Now Showing at: most major theaters.
Review by: Larry Thomas
Many moviegoers complain “why do they always remake good movies if they’re good anyway?” And generally, they’re right. One of the exceptions to that theory is the Coen Brothers’ version of True Grit. It might have seemed sacrilege to remake the film that earned John Wayne his Oscar, and was a huge box office hit. But when filmmakers with the talent and vision of the Coens set out to do something, they usually hit the mark.
In this version they stay closer to the original Charles Portis novel, and frame it as a darker, more sinister tale, as opposed to a rousing sixties star vehicle. If you were to compare it to another Coen Brothers film, it has the look and texture of their Oscar-winning No Country for Old Men, but True Grit also keeps the humor and heart of the Wayne version.
The casting is perfect. Jeff Bridges as Rooster Cogburn is a better role for, and performance from, last year’s Oscar winner. If Bridges didn’t already have a statue for Crazy Heart, then he would be a front-runner for True Grit. Using Matt Damon as the Texas Ranger LaBeouf is a big step up. He plays him as a self-centered, know-it-all braggart who is, underneath it all, a real human being. Josh Brolin is also terrific as Tom Chaney, the subject of the manhunt. He’s got meanness in his eyes and will stop at nothing. Brolin keeps getting better with each film, and gets extra points for accepting such a small role and infusing it with such a memorable performance. 14-year-old Hailee Steinfeld is a true revelation as Mattie Ross, the young girl out to avenge the murder of her father. She lights up the screen in every scene in this star-making role. With some experience in television and short films behind her, her first feature film role is a home run for her career.

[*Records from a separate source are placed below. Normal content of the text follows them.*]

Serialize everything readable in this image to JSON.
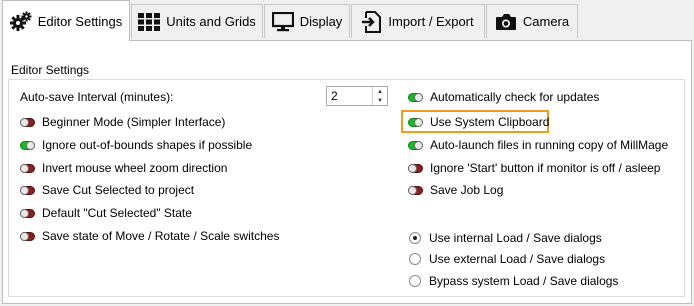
{
  "tabs": [
    {
      "label": "Editor Settings",
      "icon": "gears-icon"
    },
    {
      "label": "Units and Grids",
      "icon": "grid-icon"
    },
    {
      "label": "Display",
      "icon": "monitor-icon"
    },
    {
      "label": "Import / Export",
      "icon": "import-export-icon"
    },
    {
      "label": "Camera",
      "icon": "camera-icon"
    }
  ],
  "active_tab": "Editor Settings",
  "group_title": "Editor Settings",
  "autosave": {
    "label": "Auto-save Interval (minutes):",
    "value": "2"
  },
  "left_options": [
    {
      "label": "Beginner Mode (Simpler Interface)",
      "on": false
    },
    {
      "label": "Ignore out-of-bounds shapes if possible",
      "on": true
    },
    {
      "label": "Invert mouse wheel zoom direction",
      "on": false
    },
    {
      "label": "Save Cut Selected to project",
      "on": false
    },
    {
      "label": "Default \"Cut Selected\" State",
      "on": false
    },
    {
      "label": "Save state of Move / Rotate / Scale switches",
      "on": false
    }
  ],
  "right_options": [
    {
      "label": "Automatically check for updates",
      "on": true
    },
    {
      "label": "Use System Clipboard",
      "on": true
    },
    {
      "label": "Auto-launch files in running copy of MillMage",
      "on": true
    },
    {
      "label": "Ignore 'Start' button if monitor is off / asleep",
      "on": false
    },
    {
      "label": "Save Job Log",
      "on": false
    }
  ],
  "dialog_options": [
    {
      "label": "Use internal Load / Save dialogs",
      "selected": true
    },
    {
      "label": "Use external Load / Save dialogs",
      "selected": false
    },
    {
      "label": "Bypass system Load / Save dialogs",
      "selected": false
    }
  ],
  "colors": {
    "toggle_on": "#1db82a",
    "toggle_off": "#8a1f1f",
    "highlight": "#f29c1f"
  }
}
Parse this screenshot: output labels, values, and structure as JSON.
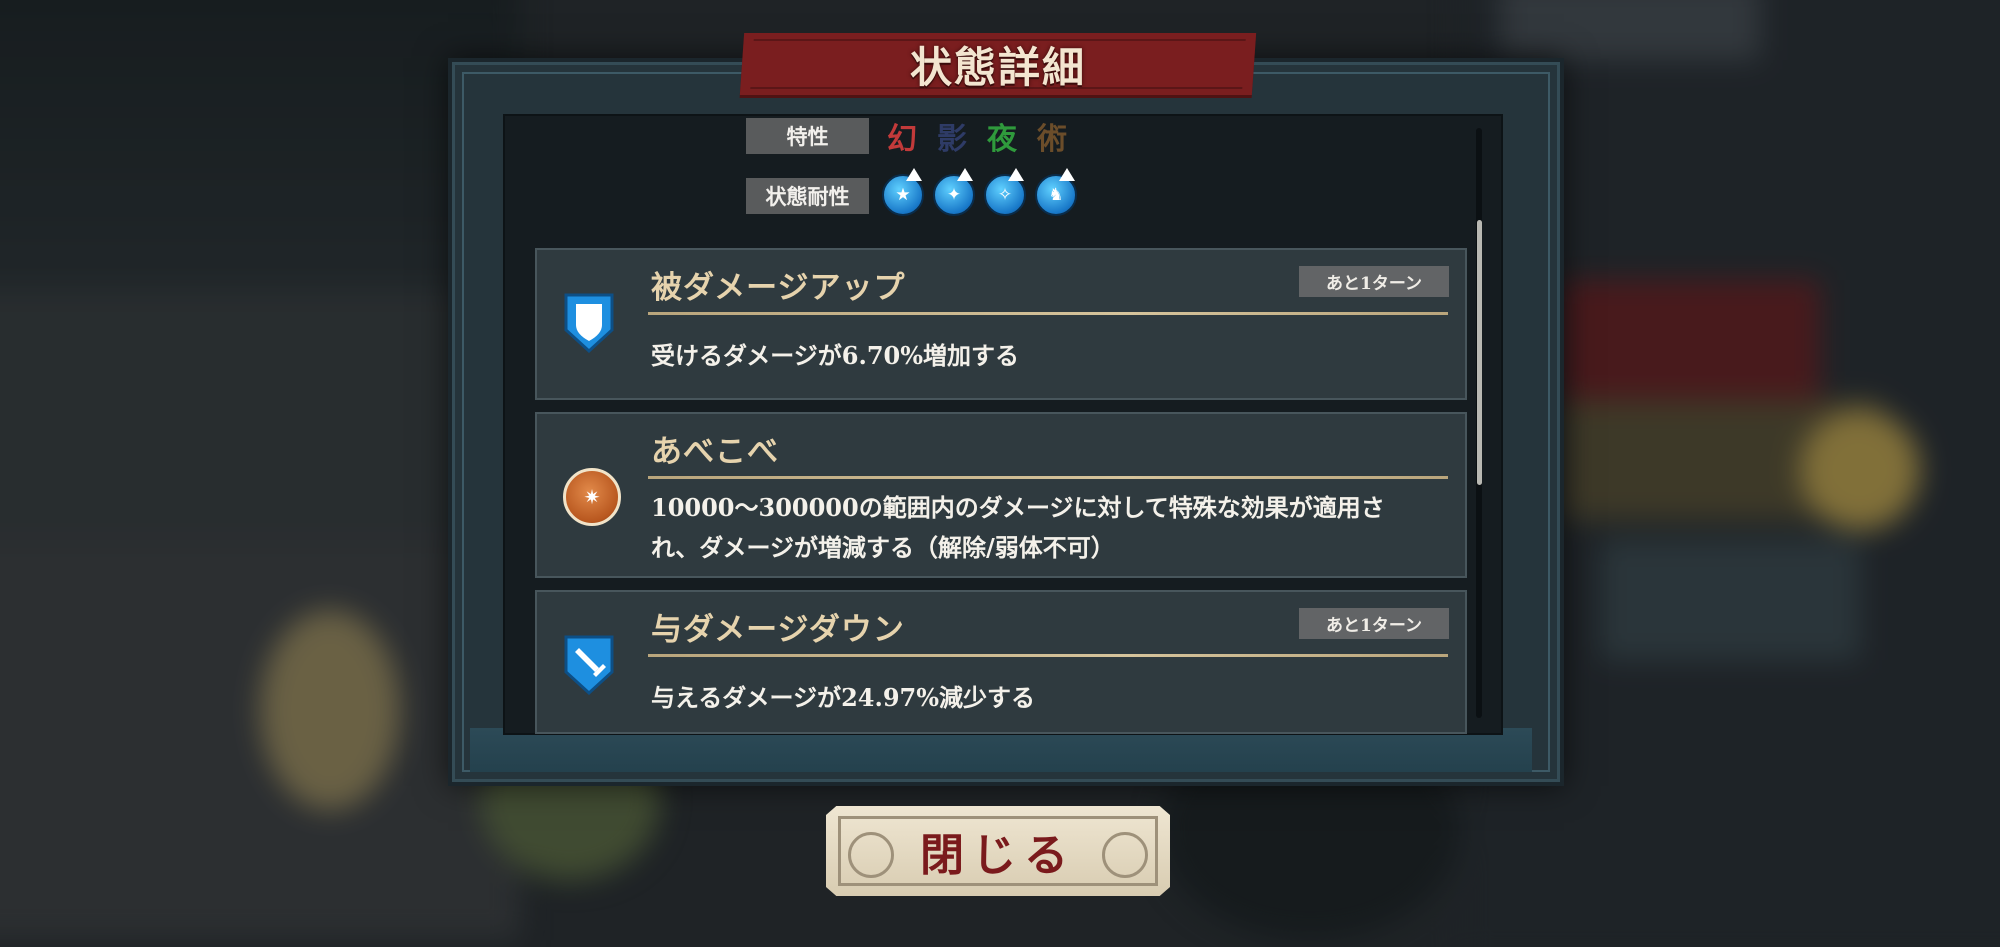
{
  "dialog": {
    "title": "状態詳細",
    "close_label": "閉じる"
  },
  "properties": {
    "trait_label": "特性",
    "trait_glyphs": [
      {
        "char": "幻",
        "color": "#c23a3a"
      },
      {
        "char": "影",
        "color": "#2e3b66"
      },
      {
        "char": "夜",
        "color": "#2f9a3c"
      },
      {
        "char": "術",
        "color": "#6b4d2a"
      }
    ],
    "resist_label": "状態耐性",
    "resist_icons": [
      "stun-star-icon",
      "confuse-star-icon",
      "sleep-star-icon",
      "bind-boot-icon"
    ]
  },
  "statuses": [
    {
      "name": "被ダメージアップ",
      "turns": "あと1ターン",
      "description": "受けるダメージが6.70%増加する",
      "icon": "shield-icon"
    },
    {
      "name": "あべこべ",
      "turns": "",
      "description_line1": "10000～300000の範囲内のダメージに対して特殊な効果が適用さ",
      "description_line2": "れ、ダメージが増減する（解除/弱体不可）",
      "icon": "swap-orb-icon"
    },
    {
      "name": "与ダメージダウン",
      "turns": "あと1ターン",
      "description": "与えるダメージが24.97%減少する",
      "icon": "sword-shield-icon"
    }
  ]
}
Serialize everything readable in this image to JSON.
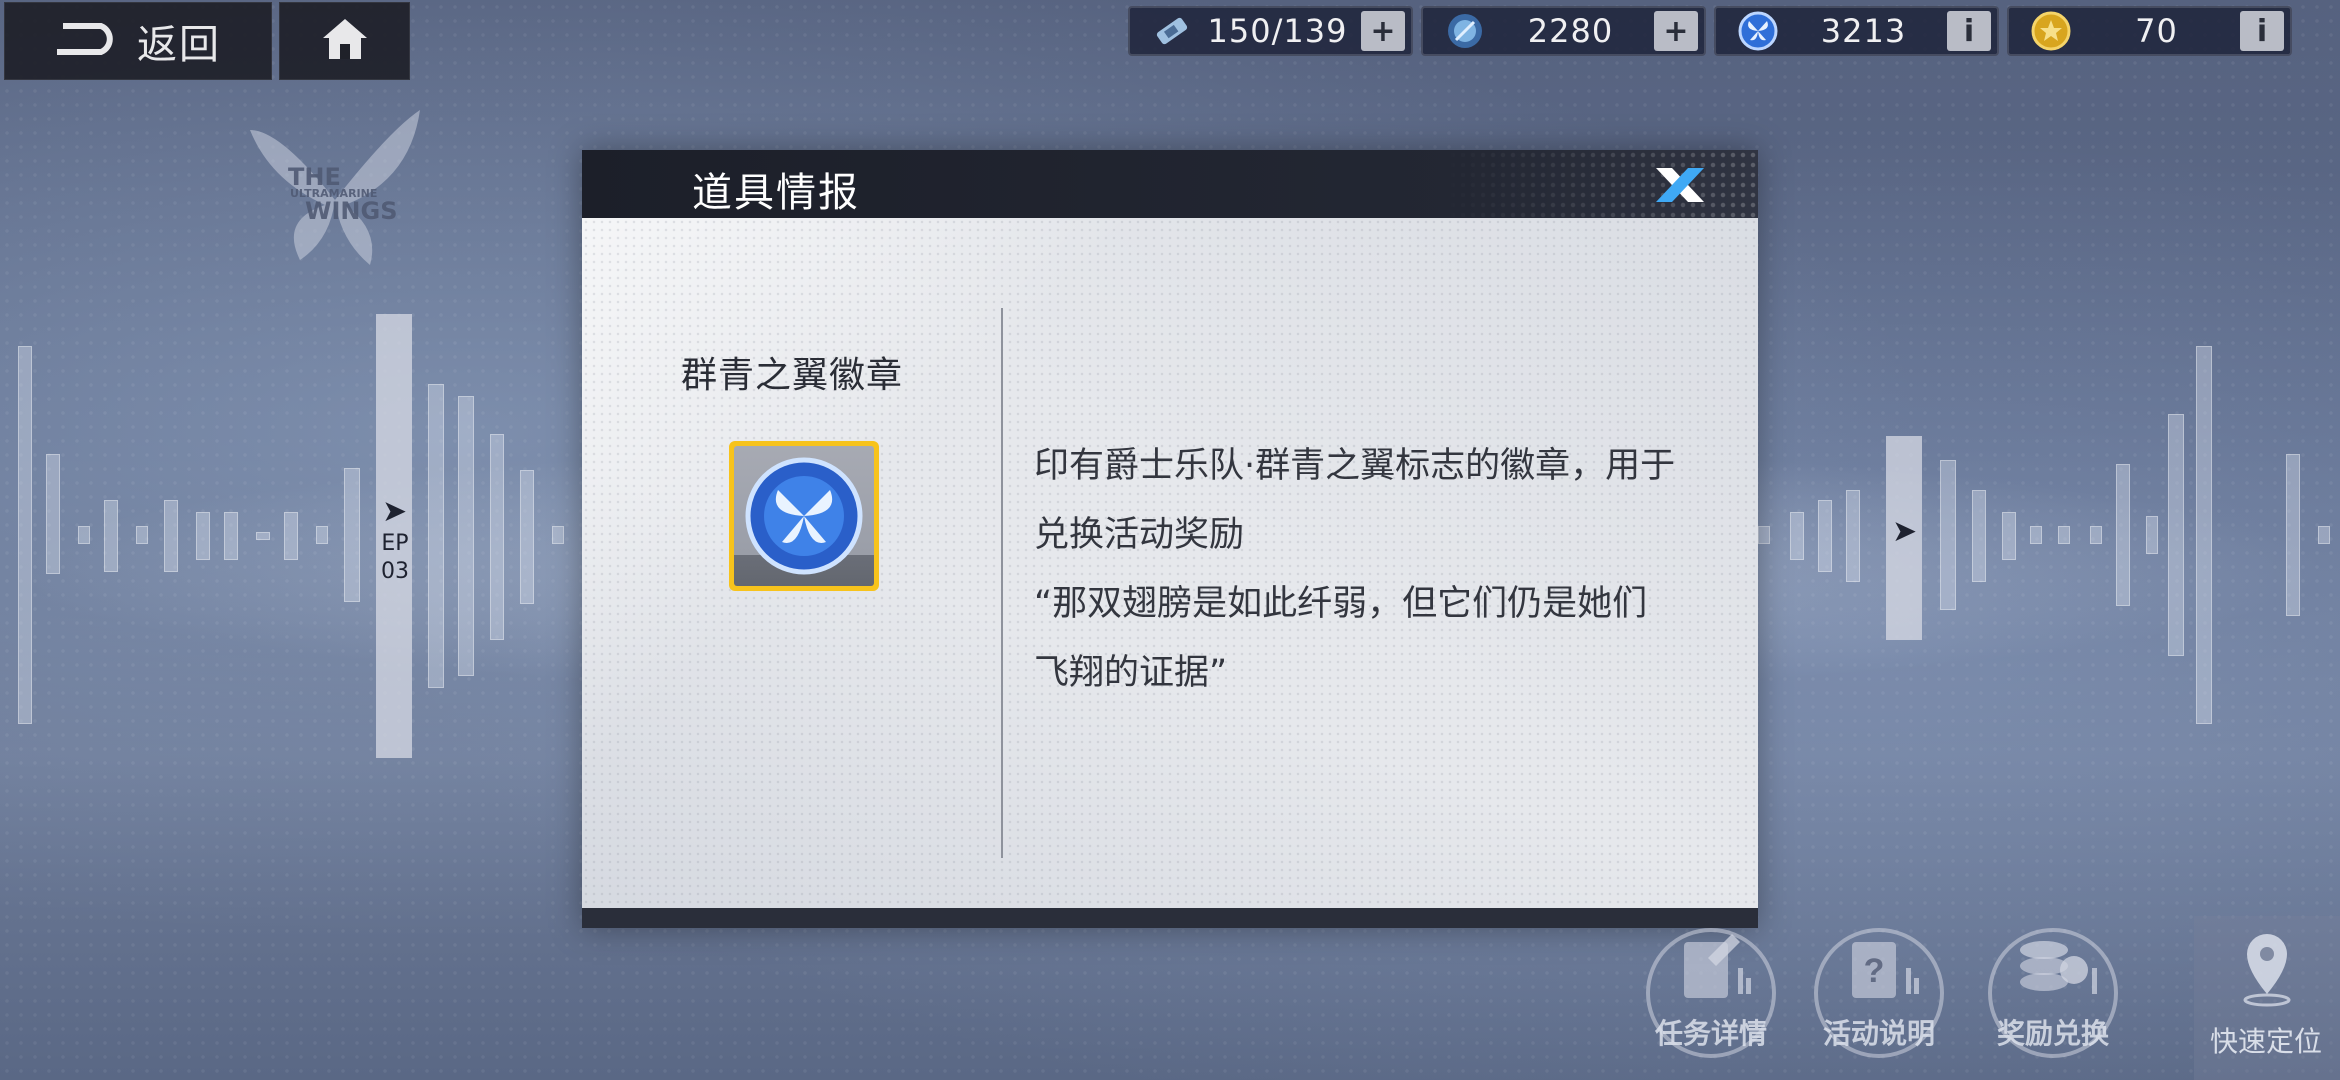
{
  "nav": {
    "back_label": "返回"
  },
  "resources": [
    {
      "name": "stamina",
      "value": "150/139",
      "action": "+"
    },
    {
      "name": "crystal",
      "value": "2280",
      "action": "+"
    },
    {
      "name": "ultramarine-badge",
      "value": "3213",
      "action": "i"
    },
    {
      "name": "gold-coin",
      "value": "70",
      "action": "i"
    }
  ],
  "logo": {
    "line1": "THE",
    "line2": "ULTRAMARINE",
    "line3": "WINGS"
  },
  "episode": {
    "label": "EP",
    "number": "03"
  },
  "modal": {
    "title": "道具情报",
    "item_name": "群青之翼徽章",
    "description_lines": [
      "印有爵士乐队·群青之翼标志的徽章，用于",
      "兑换活动奖励",
      "“那双翅膀是如此纤弱，但它们仍是她们",
      "飞翔的证据”"
    ]
  },
  "bottom_buttons": [
    {
      "label": "任务详情"
    },
    {
      "label": "活动说明"
    },
    {
      "label": "奖励兑换"
    }
  ],
  "locate_label": "快速定位",
  "colors": {
    "modal_header": "#1c1f29",
    "item_frame": "#f7c31c",
    "badge_blue": "#2f6fd8"
  }
}
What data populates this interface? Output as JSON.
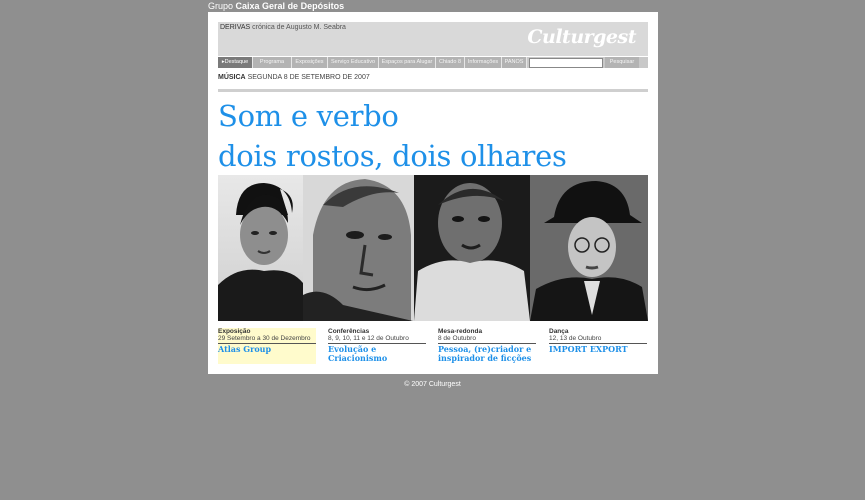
{
  "topbar": {
    "prefix": "Grupo",
    "group": "Caixa Geral de Depósitos"
  },
  "header": {
    "section": "DERIVAS",
    "byline": "crónica de Augusto M. Seabra",
    "logo": "Culturgest"
  },
  "nav": {
    "items": [
      "Destaque",
      "Programa",
      "Exposições",
      "Serviço Educativo",
      "Espaços para Alugar",
      "Chiado 8",
      "Informações",
      "PANOS"
    ],
    "active_index": 0,
    "search_button": "Pesquisar"
  },
  "dateline": {
    "category": "MÚSICA",
    "date": "SEGUNDA 8 DE SETEMBRO DE 2007"
  },
  "headline": {
    "line1": "Som e verbo",
    "line2": "dois rostos, dois olhares"
  },
  "events": [
    {
      "category": "Exposição",
      "date": "29 Setembro a 30 de Dezembro",
      "title": "Atlas Group"
    },
    {
      "category": "Conferências",
      "date": "8, 9, 10, 11 e 12 de Outubro",
      "title": "Evolução e Criacionismo"
    },
    {
      "category": "Mesa-redonda",
      "date": "8 de Outubro",
      "title": "Pessoa, (re)criador e inspirador de ficções"
    },
    {
      "category": "Dança",
      "date": "12, 13 de Outubro",
      "title": "IMPORT EXPORT"
    }
  ],
  "footer": {
    "text": "© 2007 Culturgest"
  },
  "colors": {
    "page_bg": "#8f8f8f",
    "accent_blue": "#1e90e8",
    "highlight": "#fffbcc"
  }
}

I watched the John Wayne True Grit two or three weeks ago as a refresher, and was surprised to find that much of the dialogue in the original was kept in the update. The big difference in the script is how the Coens approach the period of the late 1880s. In these days of informality, and Twittering, and slang, we tend to forget that people talked, and wrote, in a more formal style back then. There are no contractions; it’s all “I shall go” or “You do not dare.” It almost sounds funny to our 21st century ears to hear people talk like that, but the style is more forceful, reminding us that once upon a time, people meant what they said, and they were easily understood.
I love Elmer Bernstein’s film scores, so I have no problem with his rousing sixties-style western themes. Instead of trying to replicate or imitate, composer Carter Burwell has added another of the touches that helps make this True Grit a different film. His score is low-key, almost mournful, relying on the classic hymn tune “Leaning on the Everlasting Arms” for his theme and variations. That song was incredibly effective in 1955 when Robert Mitchum crooned it as an anthem of menace and murder in Charles Laughton’s great The Night of the Hunter. Here, it’s used instrumentally… save for a vocal version over the end credits…as something comforting and hopeful. There are also a couple of scenes that struck me as a nod to The Night of the Hunter, which were much appreciated.
For once, it’s a pleasure to be able to praise what’s considered a “remake” instead of being aghast at the sacrilege. True Grit is not only a masterful effort of writing, directing, acting, and composing, but it is, to me, the best film of the year.
The PG-13 rated True Grit is now playing pretty much everywhere. It should be your first choice when you next venture out to see a movie. Imagine if you will, a film written by Mark Twain and directed by John Ford. Yes… True Grit is that good.